_What is being asked_
Scan the entries for lines with the word "Confirm", then copy those lines.

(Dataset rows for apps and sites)
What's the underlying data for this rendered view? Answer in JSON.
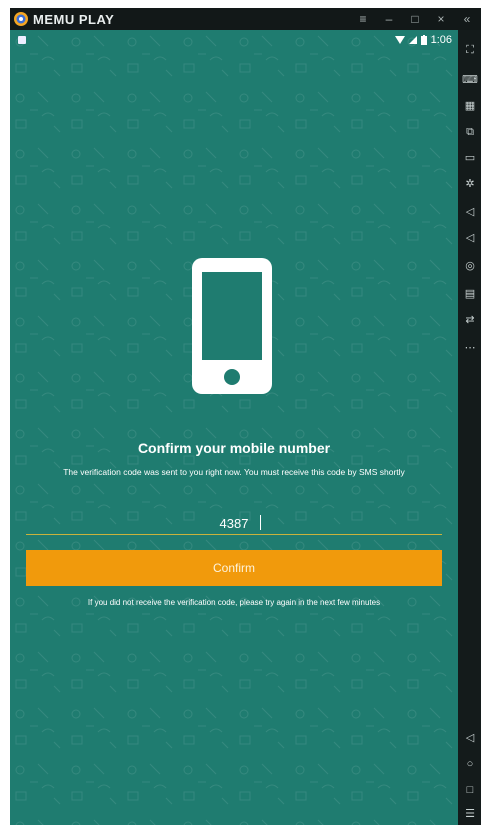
{
  "titlebar": {
    "brand": "MEMU PLAY",
    "controls": {
      "menu": "≡",
      "minimize": "–",
      "maximize": "□",
      "close": "×",
      "collapse": "«"
    }
  },
  "statusbar": {
    "time": "1:06"
  },
  "verification": {
    "title": "Confirm your mobile number",
    "description": "The verification code was sent to you right now. You must receive this code by SMS shortly",
    "code_value": "4387",
    "confirm_label": "Confirm",
    "hint": "If you did not receive the verification code, please try again in the next few minutes"
  },
  "colors": {
    "background": "#1f7c70",
    "button": "#f19a0c",
    "underline": "#c9b23c"
  },
  "sidebar": [
    {
      "name": "fullscreen-icon",
      "glyph": "⛶"
    },
    {
      "name": "keyboard-icon",
      "glyph": "⌨"
    },
    {
      "name": "scan-icon",
      "glyph": "▦"
    },
    {
      "name": "record-icon",
      "glyph": "⧉"
    },
    {
      "name": "window-icon",
      "glyph": "▭"
    },
    {
      "name": "settings-icon",
      "glyph": "✲"
    },
    {
      "name": "volume-up-icon",
      "glyph": "◁"
    },
    {
      "name": "volume-down-icon",
      "glyph": "◁"
    },
    {
      "name": "location-icon",
      "glyph": "◎"
    },
    {
      "name": "folder-icon",
      "glyph": "▤"
    },
    {
      "name": "rotate-icon",
      "glyph": "⇄"
    },
    {
      "name": "more-icon",
      "glyph": "⋯"
    },
    {
      "name": "back-icon",
      "glyph": "◁"
    },
    {
      "name": "home-icon",
      "glyph": "○"
    },
    {
      "name": "recents-icon",
      "glyph": "□"
    },
    {
      "name": "menu-icon",
      "glyph": "☰"
    }
  ]
}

_Problem solution_
    "title": "Confirm your mobile number",
    "confirm_label": "Confirm",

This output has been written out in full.